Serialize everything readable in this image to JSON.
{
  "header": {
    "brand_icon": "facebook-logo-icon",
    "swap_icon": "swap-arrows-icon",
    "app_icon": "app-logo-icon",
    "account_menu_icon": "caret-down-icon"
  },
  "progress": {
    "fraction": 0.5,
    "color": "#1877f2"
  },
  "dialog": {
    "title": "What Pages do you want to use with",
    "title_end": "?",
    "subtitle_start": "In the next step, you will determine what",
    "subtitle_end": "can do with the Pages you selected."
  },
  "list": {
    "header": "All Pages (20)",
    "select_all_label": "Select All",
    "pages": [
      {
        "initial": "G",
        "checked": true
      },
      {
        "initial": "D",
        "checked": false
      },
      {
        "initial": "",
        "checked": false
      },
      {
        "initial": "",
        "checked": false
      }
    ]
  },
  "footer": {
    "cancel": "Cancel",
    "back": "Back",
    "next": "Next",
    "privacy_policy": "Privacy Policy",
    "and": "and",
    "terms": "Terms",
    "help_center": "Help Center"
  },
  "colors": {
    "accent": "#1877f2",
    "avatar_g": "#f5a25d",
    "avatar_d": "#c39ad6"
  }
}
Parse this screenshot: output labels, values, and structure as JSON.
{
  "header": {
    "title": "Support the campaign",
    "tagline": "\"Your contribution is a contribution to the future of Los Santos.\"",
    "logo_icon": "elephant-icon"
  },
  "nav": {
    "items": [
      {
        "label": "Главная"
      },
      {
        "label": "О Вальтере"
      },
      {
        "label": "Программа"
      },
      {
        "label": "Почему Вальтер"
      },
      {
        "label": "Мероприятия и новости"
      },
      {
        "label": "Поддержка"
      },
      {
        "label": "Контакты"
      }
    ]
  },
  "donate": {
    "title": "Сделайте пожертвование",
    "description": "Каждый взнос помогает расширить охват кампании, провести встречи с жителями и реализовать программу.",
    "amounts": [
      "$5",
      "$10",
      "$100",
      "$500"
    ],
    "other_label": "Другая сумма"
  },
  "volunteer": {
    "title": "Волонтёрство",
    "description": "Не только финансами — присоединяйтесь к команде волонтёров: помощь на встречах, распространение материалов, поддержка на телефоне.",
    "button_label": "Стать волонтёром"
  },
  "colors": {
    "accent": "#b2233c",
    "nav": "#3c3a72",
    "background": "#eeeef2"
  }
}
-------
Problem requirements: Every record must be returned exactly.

Completed exercise:
Serialize everything readable in this image to JSON.
{
  "header": {
    "brand_icon": "facebook-logo-icon",
    "swap_icon": "swap-arrows-icon",
    "app_icon": "app-logo-icon",
    "account_menu_icon": "caret-down-icon"
  },
  "progress": {
    "fraction": 0.5,
    "color": "#1877f2"
  },
  "dialog": {
    "title": "What Pages do you want to use with",
    "title_end": "?",
    "subtitle_start": "In the next step, you will determine what",
    "subtitle_end": "can do with the Pages you selected."
  },
  "list": {
    "header": "All Pages (20)",
    "select_all_label": "Select All",
    "pages": [
      {
        "initial": "G",
        "checked": true
      },
      {
        "initial": "D",
        "checked": false
      },
      {
        "initial": "",
        "checked": false
      },
      {
        "initial": "",
        "checked": false
      }
    ]
  },
  "footer": {
    "cancel": "Cancel",
    "back": "Back",
    "next": "Next",
    "privacy_policy": "Privacy Policy",
    "and": "and",
    "terms": "Terms",
    "help_center": "Help Center"
  },
  "colors": {
    "accent": "#1877f2",
    "avatar_g": "#f5a25d",
    "avatar_d": "#c39ad6"
  }
}
Parse this screenshot: output labels, values, and structure as JSON.
{
  "header": {
    "title": "Support the campaign",
    "tagline": "\"Your contribution is a contribution to the future of Los Santos.\"",
    "logo_icon": "elephant-icon"
  },
  "nav": {
    "items": [
      {
        "label": "Главная"
      },
      {
        "label": "О Вальтере"
      },
      {
        "label": "Программа"
      },
      {
        "label": "Почему Вальтер"
      },
      {
        "label": "Мероприятия и новости"
      },
      {
        "label": "Поддержка"
      },
      {
        "label": "Контакты"
      }
    ]
  },
  "donate": {
    "title": "Сделайте пожертвование",
    "description": "Каждый взнос помогает расширить охват кампании, провести встречи с жителями и реализовать программу.",
    "amounts": [
      "$5",
      "$10",
      "$100",
      "$500"
    ],
    "other_label": "Другая сумма"
  },
  "volunteer": {
    "title": "Волонтёрство",
    "description": "Не только финансами — присоединяйтесь к команде волонтёров: помощь на встречах, распространение материалов, поддержка на телефоне.",
    "button_label": "Стать волонтёром"
  },
  "colors": {
    "accent": "#b2233c",
    "nav": "#3c3a72",
    "background": "#eeeef2"
  }
}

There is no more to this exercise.